INSTRUCTIONS FOR THE TASK — Your answer should be the number of lines in the listing that hold the string "What", with no other words.

SUPPLIED MATERIAL —
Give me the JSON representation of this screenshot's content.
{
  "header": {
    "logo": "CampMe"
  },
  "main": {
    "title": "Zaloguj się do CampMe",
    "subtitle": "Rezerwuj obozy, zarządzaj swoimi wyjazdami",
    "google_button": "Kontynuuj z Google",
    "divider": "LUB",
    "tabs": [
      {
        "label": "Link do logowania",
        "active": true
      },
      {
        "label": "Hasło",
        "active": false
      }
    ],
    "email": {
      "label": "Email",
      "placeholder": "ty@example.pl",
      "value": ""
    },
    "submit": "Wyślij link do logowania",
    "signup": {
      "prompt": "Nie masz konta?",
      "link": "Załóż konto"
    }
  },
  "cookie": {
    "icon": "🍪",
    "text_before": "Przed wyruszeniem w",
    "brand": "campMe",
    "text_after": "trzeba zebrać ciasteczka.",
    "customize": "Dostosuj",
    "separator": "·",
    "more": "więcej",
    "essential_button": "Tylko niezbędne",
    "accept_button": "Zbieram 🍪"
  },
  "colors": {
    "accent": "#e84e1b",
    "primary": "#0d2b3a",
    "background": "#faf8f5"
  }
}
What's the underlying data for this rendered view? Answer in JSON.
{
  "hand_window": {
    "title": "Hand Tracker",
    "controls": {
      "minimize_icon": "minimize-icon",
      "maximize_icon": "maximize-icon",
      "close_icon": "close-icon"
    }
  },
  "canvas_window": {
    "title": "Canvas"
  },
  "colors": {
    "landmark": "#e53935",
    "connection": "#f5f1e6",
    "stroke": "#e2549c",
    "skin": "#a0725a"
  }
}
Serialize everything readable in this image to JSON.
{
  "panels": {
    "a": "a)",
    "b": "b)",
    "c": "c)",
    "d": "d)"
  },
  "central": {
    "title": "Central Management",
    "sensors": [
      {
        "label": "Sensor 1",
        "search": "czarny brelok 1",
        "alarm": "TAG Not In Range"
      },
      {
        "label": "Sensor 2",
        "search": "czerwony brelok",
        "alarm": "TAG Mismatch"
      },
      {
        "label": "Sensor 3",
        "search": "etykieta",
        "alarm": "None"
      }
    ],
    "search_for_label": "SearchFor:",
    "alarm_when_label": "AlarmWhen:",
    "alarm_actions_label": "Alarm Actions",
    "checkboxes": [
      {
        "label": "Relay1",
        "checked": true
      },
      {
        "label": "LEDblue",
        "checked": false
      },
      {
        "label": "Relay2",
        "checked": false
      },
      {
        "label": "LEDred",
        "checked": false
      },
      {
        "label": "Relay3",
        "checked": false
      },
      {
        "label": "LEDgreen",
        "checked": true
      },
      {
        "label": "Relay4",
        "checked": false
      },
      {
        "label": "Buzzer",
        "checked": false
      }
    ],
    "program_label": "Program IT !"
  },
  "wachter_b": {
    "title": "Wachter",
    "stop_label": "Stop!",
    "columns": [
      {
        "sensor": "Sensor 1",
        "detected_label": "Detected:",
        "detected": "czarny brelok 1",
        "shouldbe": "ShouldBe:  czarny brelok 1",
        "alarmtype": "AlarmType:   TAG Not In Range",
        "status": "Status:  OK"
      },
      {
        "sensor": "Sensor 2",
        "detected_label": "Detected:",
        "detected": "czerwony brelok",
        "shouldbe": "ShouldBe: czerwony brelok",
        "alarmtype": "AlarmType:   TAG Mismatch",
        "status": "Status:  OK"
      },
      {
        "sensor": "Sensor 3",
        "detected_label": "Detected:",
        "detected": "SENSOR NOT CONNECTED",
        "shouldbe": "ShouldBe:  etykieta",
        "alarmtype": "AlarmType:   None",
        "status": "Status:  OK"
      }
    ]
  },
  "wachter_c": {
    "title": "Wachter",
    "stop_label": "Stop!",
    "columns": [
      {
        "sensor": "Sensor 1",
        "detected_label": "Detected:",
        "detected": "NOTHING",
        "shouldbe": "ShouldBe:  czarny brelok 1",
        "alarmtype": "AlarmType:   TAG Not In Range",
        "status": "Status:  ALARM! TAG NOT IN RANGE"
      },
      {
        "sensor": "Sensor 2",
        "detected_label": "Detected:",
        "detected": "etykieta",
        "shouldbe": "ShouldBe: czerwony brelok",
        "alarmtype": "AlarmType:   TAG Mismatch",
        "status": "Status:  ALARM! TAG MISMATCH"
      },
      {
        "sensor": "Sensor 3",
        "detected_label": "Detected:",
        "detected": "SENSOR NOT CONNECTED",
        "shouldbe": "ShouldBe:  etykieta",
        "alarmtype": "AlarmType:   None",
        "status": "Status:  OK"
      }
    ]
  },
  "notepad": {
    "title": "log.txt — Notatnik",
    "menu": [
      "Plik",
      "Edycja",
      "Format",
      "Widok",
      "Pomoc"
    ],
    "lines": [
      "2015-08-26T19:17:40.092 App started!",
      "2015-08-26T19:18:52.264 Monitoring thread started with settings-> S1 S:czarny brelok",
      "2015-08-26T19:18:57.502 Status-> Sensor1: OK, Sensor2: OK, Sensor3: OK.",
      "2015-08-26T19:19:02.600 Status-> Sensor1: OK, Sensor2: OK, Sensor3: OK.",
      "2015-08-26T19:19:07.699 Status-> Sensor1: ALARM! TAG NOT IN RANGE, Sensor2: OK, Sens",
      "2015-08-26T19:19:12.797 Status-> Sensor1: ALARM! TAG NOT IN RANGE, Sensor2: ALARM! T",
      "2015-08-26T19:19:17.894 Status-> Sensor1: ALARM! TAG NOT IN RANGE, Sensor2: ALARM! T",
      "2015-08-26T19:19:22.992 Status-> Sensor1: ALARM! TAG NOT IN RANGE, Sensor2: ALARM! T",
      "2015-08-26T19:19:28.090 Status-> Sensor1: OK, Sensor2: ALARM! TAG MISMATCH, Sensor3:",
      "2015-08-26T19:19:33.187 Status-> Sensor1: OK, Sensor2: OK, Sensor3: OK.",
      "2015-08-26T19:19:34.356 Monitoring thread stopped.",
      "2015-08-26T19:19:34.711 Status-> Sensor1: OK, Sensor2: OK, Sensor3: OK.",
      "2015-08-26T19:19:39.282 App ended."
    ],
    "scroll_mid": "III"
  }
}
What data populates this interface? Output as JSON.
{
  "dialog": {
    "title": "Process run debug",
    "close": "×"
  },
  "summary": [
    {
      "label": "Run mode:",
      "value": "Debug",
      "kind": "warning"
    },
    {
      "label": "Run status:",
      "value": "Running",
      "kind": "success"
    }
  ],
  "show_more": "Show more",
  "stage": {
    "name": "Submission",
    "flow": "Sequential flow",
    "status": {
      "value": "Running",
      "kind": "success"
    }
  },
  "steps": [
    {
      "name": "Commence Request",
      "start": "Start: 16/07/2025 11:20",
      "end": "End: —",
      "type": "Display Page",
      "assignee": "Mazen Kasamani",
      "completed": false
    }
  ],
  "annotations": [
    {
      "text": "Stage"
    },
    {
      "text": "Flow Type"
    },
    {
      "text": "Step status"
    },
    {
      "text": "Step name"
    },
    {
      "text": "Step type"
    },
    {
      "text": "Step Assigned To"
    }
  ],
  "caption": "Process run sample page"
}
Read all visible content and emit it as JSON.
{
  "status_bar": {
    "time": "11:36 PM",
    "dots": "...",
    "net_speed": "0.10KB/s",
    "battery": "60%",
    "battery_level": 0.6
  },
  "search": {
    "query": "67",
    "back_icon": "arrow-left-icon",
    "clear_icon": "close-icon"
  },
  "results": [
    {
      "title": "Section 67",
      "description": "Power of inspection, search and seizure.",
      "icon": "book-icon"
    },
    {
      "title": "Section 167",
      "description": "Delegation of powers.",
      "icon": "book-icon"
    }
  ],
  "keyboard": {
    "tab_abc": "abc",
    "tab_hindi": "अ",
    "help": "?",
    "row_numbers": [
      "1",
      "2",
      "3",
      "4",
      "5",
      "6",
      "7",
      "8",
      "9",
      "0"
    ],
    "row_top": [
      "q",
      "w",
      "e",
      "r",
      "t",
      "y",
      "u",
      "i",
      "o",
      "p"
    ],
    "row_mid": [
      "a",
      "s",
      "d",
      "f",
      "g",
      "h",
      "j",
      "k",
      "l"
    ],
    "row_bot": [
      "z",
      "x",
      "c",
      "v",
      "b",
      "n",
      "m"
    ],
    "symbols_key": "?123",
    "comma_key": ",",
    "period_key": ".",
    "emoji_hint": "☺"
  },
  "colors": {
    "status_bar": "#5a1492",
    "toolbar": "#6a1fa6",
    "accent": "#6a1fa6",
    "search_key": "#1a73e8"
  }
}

YOUR RESPONSE — 2